┌────────

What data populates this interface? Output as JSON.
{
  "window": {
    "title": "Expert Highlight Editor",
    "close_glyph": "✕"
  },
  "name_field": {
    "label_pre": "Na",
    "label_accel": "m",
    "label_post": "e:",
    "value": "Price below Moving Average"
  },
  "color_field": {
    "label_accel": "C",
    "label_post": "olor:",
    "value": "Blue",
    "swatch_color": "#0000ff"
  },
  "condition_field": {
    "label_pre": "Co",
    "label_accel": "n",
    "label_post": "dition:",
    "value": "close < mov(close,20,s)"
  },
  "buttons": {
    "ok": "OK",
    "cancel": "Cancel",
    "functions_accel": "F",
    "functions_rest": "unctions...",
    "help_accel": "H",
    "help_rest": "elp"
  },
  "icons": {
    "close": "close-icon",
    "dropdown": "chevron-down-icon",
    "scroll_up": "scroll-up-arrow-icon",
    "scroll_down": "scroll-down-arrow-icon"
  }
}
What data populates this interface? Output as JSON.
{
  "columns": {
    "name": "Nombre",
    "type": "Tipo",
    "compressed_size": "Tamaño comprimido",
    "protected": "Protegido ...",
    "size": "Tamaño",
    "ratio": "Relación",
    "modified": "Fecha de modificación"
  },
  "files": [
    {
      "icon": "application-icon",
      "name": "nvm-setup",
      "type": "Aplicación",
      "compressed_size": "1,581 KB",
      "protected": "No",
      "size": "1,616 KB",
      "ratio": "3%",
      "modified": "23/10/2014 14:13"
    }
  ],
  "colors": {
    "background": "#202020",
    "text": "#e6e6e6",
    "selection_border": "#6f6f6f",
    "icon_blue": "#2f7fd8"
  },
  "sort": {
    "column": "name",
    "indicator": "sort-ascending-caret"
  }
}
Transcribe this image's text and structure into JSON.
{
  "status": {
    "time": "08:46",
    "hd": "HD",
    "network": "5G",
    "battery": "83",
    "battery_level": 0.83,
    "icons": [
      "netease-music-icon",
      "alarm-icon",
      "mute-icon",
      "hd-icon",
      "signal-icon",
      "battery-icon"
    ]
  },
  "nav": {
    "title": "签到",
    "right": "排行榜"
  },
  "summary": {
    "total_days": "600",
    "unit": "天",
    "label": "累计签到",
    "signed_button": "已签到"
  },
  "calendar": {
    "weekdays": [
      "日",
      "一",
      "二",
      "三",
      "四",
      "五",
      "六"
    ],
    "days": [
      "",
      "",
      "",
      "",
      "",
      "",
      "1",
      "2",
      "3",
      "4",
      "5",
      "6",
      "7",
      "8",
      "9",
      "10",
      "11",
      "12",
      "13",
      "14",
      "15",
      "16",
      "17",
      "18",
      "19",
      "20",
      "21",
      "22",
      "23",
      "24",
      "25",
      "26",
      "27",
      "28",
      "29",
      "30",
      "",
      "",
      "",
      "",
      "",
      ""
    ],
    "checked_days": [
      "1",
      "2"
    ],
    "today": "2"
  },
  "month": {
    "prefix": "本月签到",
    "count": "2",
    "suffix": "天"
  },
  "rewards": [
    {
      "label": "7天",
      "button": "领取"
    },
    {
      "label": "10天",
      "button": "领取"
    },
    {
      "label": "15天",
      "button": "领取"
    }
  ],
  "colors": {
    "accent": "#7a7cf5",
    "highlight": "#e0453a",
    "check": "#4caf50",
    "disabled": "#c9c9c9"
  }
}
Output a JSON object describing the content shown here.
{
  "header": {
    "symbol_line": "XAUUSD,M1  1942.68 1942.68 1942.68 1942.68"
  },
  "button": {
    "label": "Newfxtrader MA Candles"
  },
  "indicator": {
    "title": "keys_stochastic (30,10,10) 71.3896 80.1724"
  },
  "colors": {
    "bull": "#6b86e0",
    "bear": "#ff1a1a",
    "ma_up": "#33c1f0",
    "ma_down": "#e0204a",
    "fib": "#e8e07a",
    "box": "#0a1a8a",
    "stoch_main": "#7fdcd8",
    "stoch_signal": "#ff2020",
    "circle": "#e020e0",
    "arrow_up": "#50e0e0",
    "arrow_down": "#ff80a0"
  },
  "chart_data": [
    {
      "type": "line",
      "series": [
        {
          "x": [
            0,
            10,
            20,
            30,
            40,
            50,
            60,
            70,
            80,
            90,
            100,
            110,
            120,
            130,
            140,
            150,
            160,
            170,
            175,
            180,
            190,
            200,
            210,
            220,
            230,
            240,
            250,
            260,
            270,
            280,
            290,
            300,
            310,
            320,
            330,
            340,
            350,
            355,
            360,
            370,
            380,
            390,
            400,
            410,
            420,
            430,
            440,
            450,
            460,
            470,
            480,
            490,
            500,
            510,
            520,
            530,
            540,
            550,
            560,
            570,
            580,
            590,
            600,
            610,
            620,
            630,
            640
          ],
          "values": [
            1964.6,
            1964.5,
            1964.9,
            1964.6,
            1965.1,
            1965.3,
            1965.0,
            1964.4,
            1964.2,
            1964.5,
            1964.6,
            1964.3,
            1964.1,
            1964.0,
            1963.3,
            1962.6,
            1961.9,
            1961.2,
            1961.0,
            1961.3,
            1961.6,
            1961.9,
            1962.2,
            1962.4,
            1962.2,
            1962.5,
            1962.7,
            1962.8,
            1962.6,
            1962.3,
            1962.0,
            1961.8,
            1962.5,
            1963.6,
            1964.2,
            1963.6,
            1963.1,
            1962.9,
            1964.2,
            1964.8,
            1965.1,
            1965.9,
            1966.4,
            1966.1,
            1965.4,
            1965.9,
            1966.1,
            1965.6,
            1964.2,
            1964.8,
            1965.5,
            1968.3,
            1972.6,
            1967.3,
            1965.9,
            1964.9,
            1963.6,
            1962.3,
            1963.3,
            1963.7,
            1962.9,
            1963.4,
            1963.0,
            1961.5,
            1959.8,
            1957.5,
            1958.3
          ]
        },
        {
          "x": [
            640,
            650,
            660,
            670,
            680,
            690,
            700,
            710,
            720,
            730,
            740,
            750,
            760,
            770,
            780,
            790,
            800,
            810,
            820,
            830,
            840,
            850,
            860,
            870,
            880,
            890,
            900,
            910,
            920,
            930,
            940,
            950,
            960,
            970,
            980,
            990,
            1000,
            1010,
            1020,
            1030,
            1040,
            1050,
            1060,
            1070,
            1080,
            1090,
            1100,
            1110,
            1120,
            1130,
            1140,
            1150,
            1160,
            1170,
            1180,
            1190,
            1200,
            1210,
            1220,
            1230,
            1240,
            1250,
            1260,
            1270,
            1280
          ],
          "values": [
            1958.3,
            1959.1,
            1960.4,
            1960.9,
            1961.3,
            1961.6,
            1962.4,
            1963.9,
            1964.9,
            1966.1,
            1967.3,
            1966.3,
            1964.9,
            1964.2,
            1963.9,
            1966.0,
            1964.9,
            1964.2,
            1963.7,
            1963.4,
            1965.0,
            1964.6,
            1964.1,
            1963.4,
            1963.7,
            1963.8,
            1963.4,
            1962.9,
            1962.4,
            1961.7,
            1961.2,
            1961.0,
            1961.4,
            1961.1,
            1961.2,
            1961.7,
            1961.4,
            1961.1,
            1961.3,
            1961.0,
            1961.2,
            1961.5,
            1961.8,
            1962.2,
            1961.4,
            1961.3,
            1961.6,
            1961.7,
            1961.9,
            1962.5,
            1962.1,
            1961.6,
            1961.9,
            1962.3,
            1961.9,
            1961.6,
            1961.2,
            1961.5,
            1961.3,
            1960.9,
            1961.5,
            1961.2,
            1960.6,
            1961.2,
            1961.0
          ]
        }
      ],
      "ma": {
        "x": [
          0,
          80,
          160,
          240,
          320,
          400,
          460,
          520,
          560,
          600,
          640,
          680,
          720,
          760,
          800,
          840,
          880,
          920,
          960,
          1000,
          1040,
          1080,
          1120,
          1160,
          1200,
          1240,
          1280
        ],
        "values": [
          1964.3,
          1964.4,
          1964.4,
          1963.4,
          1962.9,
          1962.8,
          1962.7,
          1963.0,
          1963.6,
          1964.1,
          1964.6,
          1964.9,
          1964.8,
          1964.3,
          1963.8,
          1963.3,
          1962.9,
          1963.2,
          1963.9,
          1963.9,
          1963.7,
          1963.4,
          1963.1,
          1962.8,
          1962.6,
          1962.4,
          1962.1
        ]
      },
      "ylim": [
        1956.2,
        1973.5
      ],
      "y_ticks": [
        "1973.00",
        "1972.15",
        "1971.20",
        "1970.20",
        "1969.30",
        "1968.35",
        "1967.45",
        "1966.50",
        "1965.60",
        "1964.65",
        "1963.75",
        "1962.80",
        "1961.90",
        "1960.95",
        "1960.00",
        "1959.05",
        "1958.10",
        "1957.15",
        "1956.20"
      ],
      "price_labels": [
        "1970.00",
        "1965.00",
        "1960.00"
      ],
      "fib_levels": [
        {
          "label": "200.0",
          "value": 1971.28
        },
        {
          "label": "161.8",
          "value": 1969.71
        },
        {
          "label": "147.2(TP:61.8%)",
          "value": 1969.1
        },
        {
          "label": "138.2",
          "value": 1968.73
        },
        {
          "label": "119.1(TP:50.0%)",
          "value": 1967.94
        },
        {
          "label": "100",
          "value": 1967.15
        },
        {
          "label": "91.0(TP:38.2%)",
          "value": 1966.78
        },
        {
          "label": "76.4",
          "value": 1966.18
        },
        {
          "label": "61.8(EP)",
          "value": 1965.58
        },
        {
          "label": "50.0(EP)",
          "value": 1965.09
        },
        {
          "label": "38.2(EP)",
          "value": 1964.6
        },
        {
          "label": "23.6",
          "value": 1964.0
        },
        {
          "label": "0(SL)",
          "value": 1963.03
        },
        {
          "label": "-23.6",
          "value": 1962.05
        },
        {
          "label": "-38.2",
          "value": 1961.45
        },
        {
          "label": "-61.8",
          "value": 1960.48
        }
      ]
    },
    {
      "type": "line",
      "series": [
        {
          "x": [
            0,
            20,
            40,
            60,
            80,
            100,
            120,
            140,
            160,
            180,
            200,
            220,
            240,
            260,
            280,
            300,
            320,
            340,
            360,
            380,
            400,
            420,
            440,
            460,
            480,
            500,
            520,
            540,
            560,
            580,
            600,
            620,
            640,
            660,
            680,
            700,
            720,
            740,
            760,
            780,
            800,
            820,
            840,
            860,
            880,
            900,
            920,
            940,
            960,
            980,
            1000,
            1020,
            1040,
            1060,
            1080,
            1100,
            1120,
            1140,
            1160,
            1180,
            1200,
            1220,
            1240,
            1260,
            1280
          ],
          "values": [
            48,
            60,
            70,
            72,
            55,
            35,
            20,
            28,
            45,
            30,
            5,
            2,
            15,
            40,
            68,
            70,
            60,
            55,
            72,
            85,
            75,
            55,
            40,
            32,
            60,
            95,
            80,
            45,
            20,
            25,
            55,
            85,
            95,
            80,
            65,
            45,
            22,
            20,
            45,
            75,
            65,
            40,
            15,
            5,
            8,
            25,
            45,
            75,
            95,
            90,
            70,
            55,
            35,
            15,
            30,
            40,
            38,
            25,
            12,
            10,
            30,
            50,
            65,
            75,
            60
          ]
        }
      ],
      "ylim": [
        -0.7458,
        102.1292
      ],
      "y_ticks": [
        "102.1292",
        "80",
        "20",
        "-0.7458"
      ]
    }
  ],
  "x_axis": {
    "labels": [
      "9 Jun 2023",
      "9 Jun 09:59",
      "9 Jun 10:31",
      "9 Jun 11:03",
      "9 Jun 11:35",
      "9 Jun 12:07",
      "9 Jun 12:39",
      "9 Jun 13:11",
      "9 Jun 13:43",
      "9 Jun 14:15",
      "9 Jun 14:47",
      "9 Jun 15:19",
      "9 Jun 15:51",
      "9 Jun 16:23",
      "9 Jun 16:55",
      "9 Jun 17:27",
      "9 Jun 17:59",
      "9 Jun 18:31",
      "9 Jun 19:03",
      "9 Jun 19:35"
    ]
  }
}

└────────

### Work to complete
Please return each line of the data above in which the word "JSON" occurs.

### Written reply
What data populates this interface? Output as JSON.
What data populates this interface? Output as JSON.
Transcribe this image's text and structure into JSON.
Output a JSON object describing the content shown here.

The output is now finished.